Lauren Torlone

Washington, DC


Increased Police Presence at Marine Corps Marathon

October 31, 2010 - 3:57 PM | by: Lauren Torlone
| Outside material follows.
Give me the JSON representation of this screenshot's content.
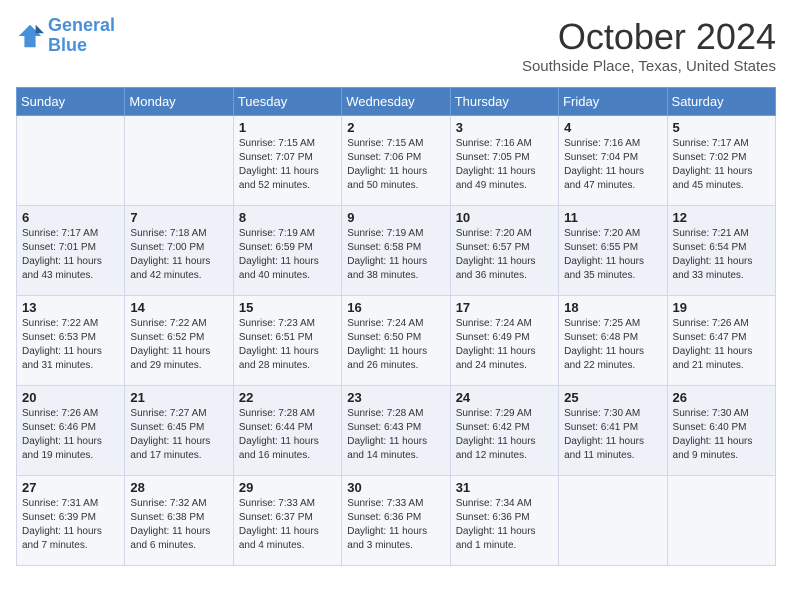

The 35th annual Marine Corps Marathon kicked off Sunday morning under sunny skies and intense police surveillance.
The Arlington, Virginia race covers more than 26 miles and has 30,000 participants, but was started under a cloud of security concerns due to recent shootings targeting Marine facilities in the Washington, D.C. area.
For runners, the increased police presence was impossible to miss. Police and military personnel lined virtually every segment of the course, including the start and finish lines. In downtown Washington, D.C., a portable police tower watched participants and spectators as they passed by the Capitol dome. During a security sweep, a bomb sniffing dog was dispatched to an unattended red van along the course route. At the finish line, military officers blocked off entrances and roadways, while a helicopter surveyed the scene from above.
Despite the stepped up security, runners were by and large undeterred. Many had traveled from out of town to run the marathon, and said the recent shootings didn?t concern them enough not to come. When asked about the number of police officers on the scene, one runner said, ?their presence was known, but they weren?t intrusive in our racing. It just felt secure and everybody had a really good time and you knew that they were out there to support us and to keep us safe at the same time.? Another runner was reassured by the extra security, noting, ?it was just a comfortable feeling to know that they were there, they were cheering us on and they were also keeping us safe.? A runner from out of town remarked that the most out of the ordinary thing she saw on this Halloween day was a ?few costumes.?
Thursday, two shots were fired at the National Museum of the Marine Corps in Triangle, VA, an attack that came on the heels of two similar incidents at the Pentagon and at a Marine recruiting station in Chantilly, VA earlier this month. On Friday, federal officials said the shooter could be a Marine or someone with a grievance against the Marines or the U.S. military overall.